There are times when I find myself almost overwhelmed by the courage and dedication of the men and women of Dutch-Paris and the Resistance. It happened today as I read the statement that a widowed French nurse born in 1893, gave to the British when she returned to Paris from Ravensbrück in 1945.
In September 1943, a Dutch student whom she had known for years asked her if she would lodge Allied aviators. Having answered yes, two Americans came to her studio apartment that evening, to stay 17 days. After they left she sheltered about 50 other airmen in her apartment, sometimes four at a time, although always for shorter periods. She fed them as best she could and put together food packages for their trips over the Pyrenees to Spain. Every single ounce of sugar and every egg in those packages would have had to have come from the black market.
She also, she remarked, had the opportunity to render some personal services to a certain “Thierry” of the British Intelligence Service by lodging his friends and carrying valises with weapons, maps and papers for him.
“Alas,” as she said, “the Gestapo put an end to my activities by arresting me at my home on 26 February 1944.” She and many other members of Dutch-Paris were sent to the infamous prison of Fresnes. Within a month the Gestapo tortured this 51 year-old woman eight times because they had found a calling card signed “Thierry” in one of her pockets.
Obviously, she explained, she made up a story that the Gestapo couldn’t confirm about the calling card. Her interrogator didn’t believe her. She summarized her experience by saying: “The refinements of the cruelty of the Gestapo knew no limits.”
Finally they condemned her to death and sent her to Ravensbrück. After three months in that hell, she was transferred to the salt mines at Beendorf where she suffered from brain injuries and heart attacks in addition to the general starvation, exposure and beatings. But she survived until May 1945, when she was handed over to the Swedish Red Cross. The hospitality of the people of Malmö moved her deeply.
When she returned to Paris she found that the Gestapo had pillaged her apartment, stealing furniture, jewelry, clothing, and linens.
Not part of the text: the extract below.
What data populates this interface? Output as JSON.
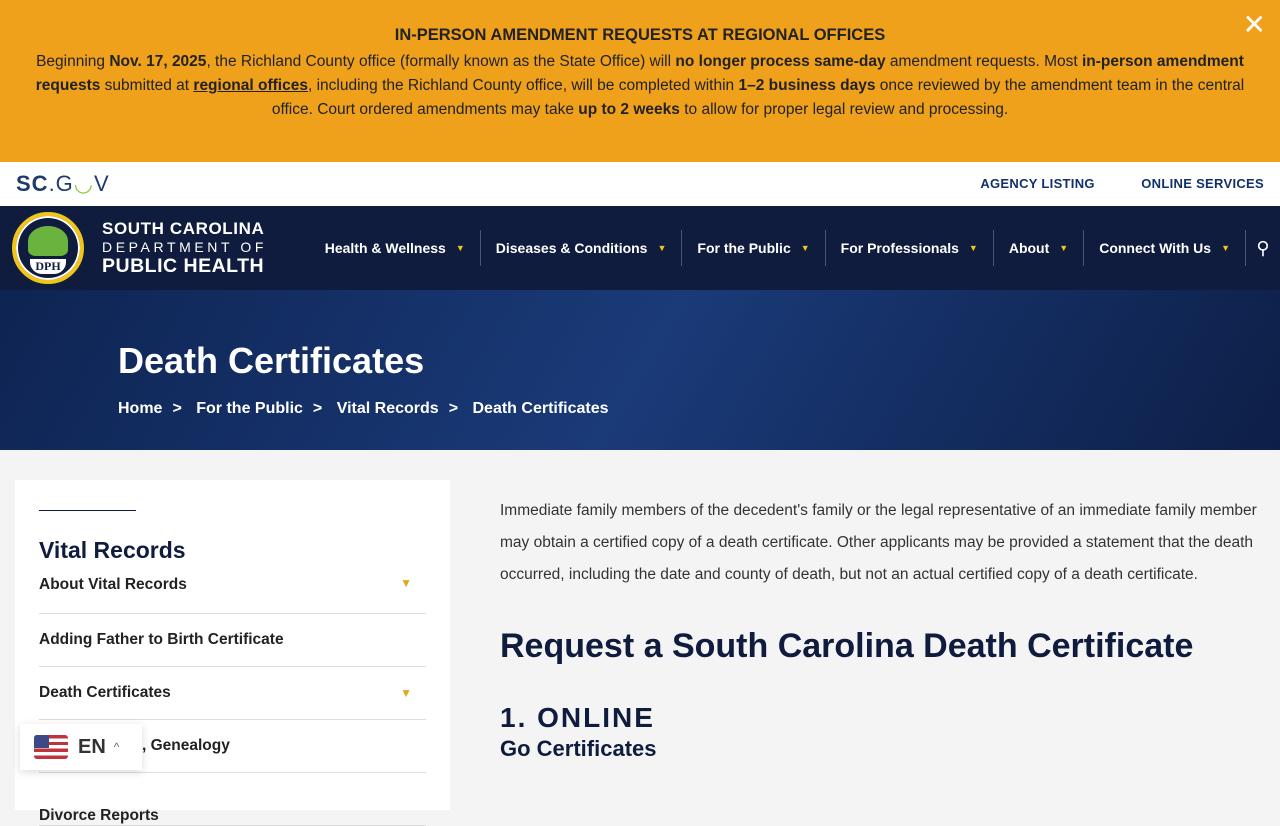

She ended her report by congratulating the British on the good manners of the English, Polish and American aviators she had sheltered in her studio apartment. “To finish,” she said, “I would like to tell you one thing: I sincerely regret that I could not work in the service for longer.”